[EXERCISE DATA]
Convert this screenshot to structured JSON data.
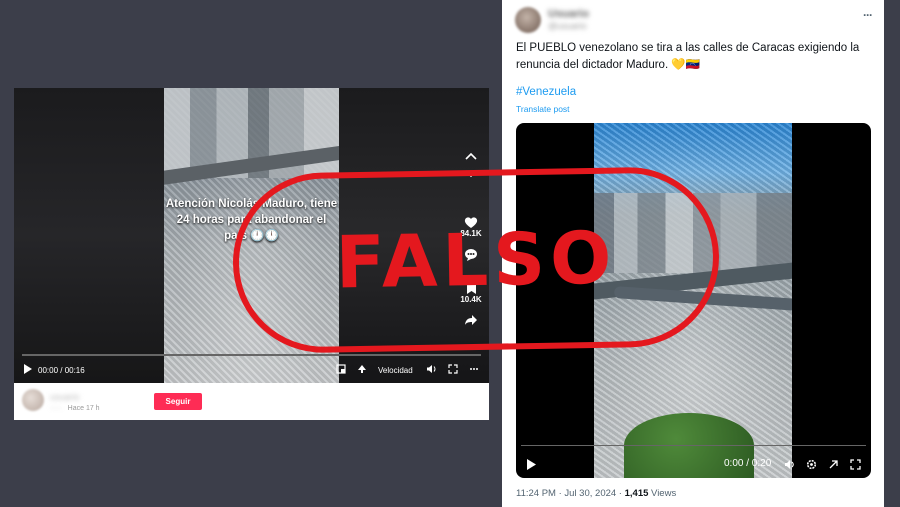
{
  "tiktok": {
    "caption": "Atención Nicolás Maduro, tiene 24 horas para abandonar el país",
    "caption_emoji": "🕛🕛",
    "likes": "84.1K",
    "saves": "10.4K",
    "time": "00:00 / 00:16",
    "speed_label": "Velocidad",
    "username": "usuario",
    "posted": "Hace 17 h",
    "follow_label": "Seguir"
  },
  "xpost": {
    "name": "Usuario",
    "handle": "@usuario",
    "text": "El PUEBLO venezolano se tira a las calles de Caracas exigiendo la renuncia del dictador Maduro. 💛🇻🇪",
    "hashtag": "#Venezuela",
    "translate_label": "Translate post",
    "video_time": "0:00 / 0:20",
    "timestamp": "11:24 PM · Jul 30, 2024 · ",
    "views_count": "1,415",
    "views_label": " Views"
  },
  "stamp": {
    "text": "FALSO",
    "color": "#e4181e"
  },
  "icons": [
    "chevron-up-icon",
    "chevron-down-icon",
    "heart-icon",
    "comment-icon",
    "bookmark-icon",
    "share-icon",
    "play-icon",
    "volume-icon",
    "fullscreen-icon",
    "settings-icon",
    "more-icon"
  ]
}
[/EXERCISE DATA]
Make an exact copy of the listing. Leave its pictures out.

◆ OUTPUT OF THE EXERCISE:
Convert this screenshot to structured JSON data.
{
  "tiktok": {
    "caption": "Atención Nicolás Maduro, tiene 24 horas para abandonar el país",
    "caption_emoji": "🕛🕛",
    "likes": "84.1K",
    "saves": "10.4K",
    "time": "00:00 / 00:16",
    "speed_label": "Velocidad",
    "username": "usuario",
    "posted": "Hace 17 h",
    "follow_label": "Seguir"
  },
  "xpost": {
    "name": "Usuario",
    "handle": "@usuario",
    "text": "El PUEBLO venezolano se tira a las calles de Caracas exigiendo la renuncia del dictador Maduro. 💛🇻🇪",
    "hashtag": "#Venezuela",
    "translate_label": "Translate post",
    "video_time": "0:00 / 0:20",
    "timestamp": "11:24 PM · Jul 30, 2024 · ",
    "views_count": "1,415",
    "views_label": " Views"
  },
  "stamp": {
    "text": "FALSO",
    "color": "#e4181e"
  },
  "icons": [
    "chevron-up-icon",
    "chevron-down-icon",
    "heart-icon",
    "comment-icon",
    "bookmark-icon",
    "share-icon",
    "play-icon",
    "volume-icon",
    "fullscreen-icon",
    "settings-icon",
    "more-icon"
  ]
}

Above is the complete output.